Mr. Rice has been twice married, On July 10, 1862, he married Miss Annie, daughter of David Brown, a pioneer farmer of Ogle county, Illinois. She died in Abilene, Nov. 14, 1900, the mother of a daughter, Hattie, the wife of Edwin B. Malott, a well known druggist of Abilene. On Jan. 15, 1902, Mr. Rice married Mrs. Jane R. Crozier, daughter of Jonathan B. Jannis, a farmer of Quincy, Ill. She is a member of the Kansas Chapter, Daughters of the American Revolution, and is a lineal descendant of James Bunker, whose brother, Joseph, owned the field on which was fought the battle of Bunker Hill, in the war of the Revolution. Mrs. Rice is a woman of broad culture and has contributed a number of valuable writings to the Kansas State Historical Society on Dickinson county. Since becoming a resident of Abilene, in 1871, she has been continuously a member of some charitable organization and has been one of the most active forces in the benevolent work in Dickinson county. Mr. Rice is in all respects a high type of the conservative, unassuming American, diligent in his various duties and commercial affairs and conscientious in all things. He is rich in the possession of a well earned popularity, in the esteem which comes from honorable living, and the affection that slowly develops only from unselfish works. He has been a member of the Presbyterian church since its establishment and an elder for many years, and has given liberally of time and money in its support.

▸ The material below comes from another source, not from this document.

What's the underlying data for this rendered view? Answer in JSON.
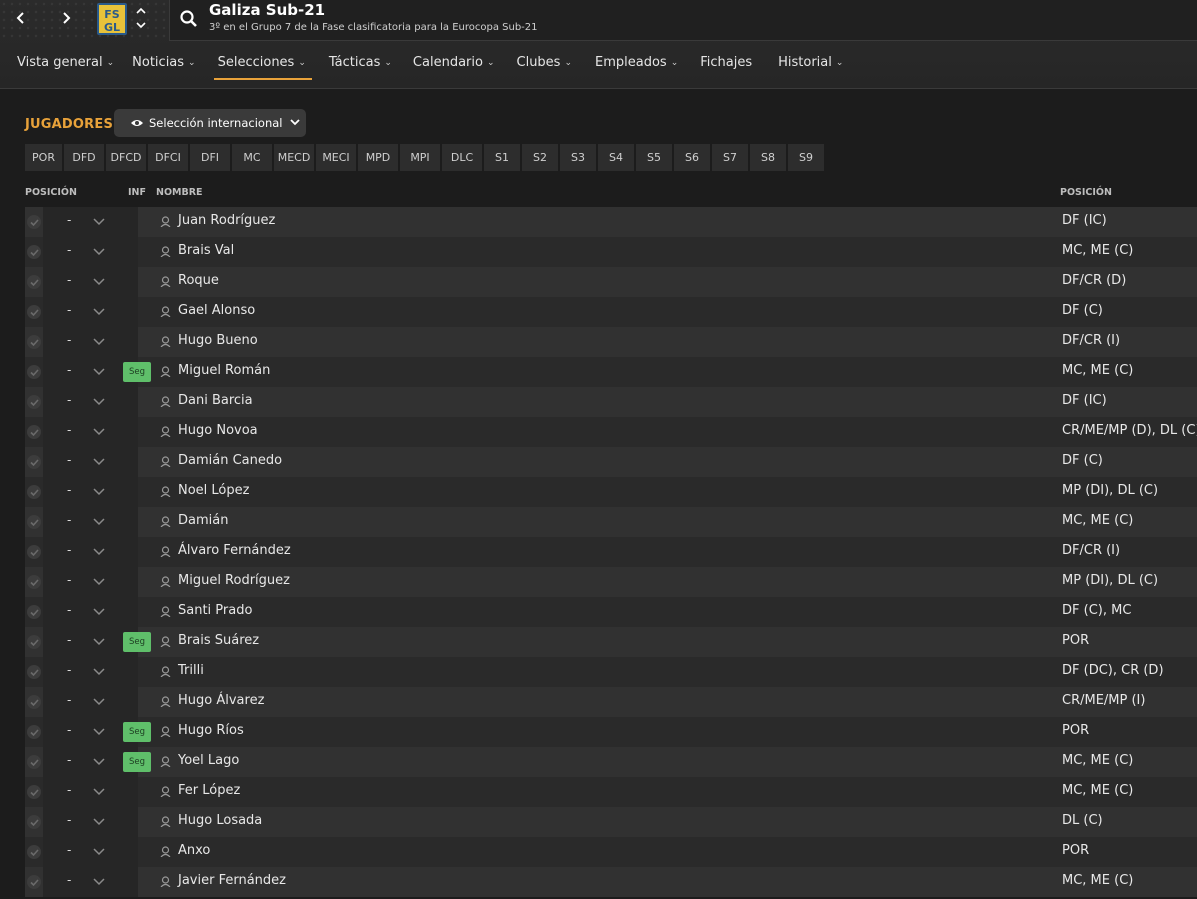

Pages 368-370 from volume III, part 1 of Kansas: a cyclopedia of state history, embracing events, institutions, industries, counties, cities, towns, prominent persons, etc. ... / with a supplementary volume devoted to selected personal history and reminiscence. Standard Pub. Co. Chicago : 1912. 3 v. in 4. : front., ill., ports.; 28 cm. Vols. I-II edited by Frank W. Blackmar. Transcribed December 2002 by Carolyn Ward. This volume is identified at the Kansas State Historical Society as microfilm LM195. It is a two-part volume 3.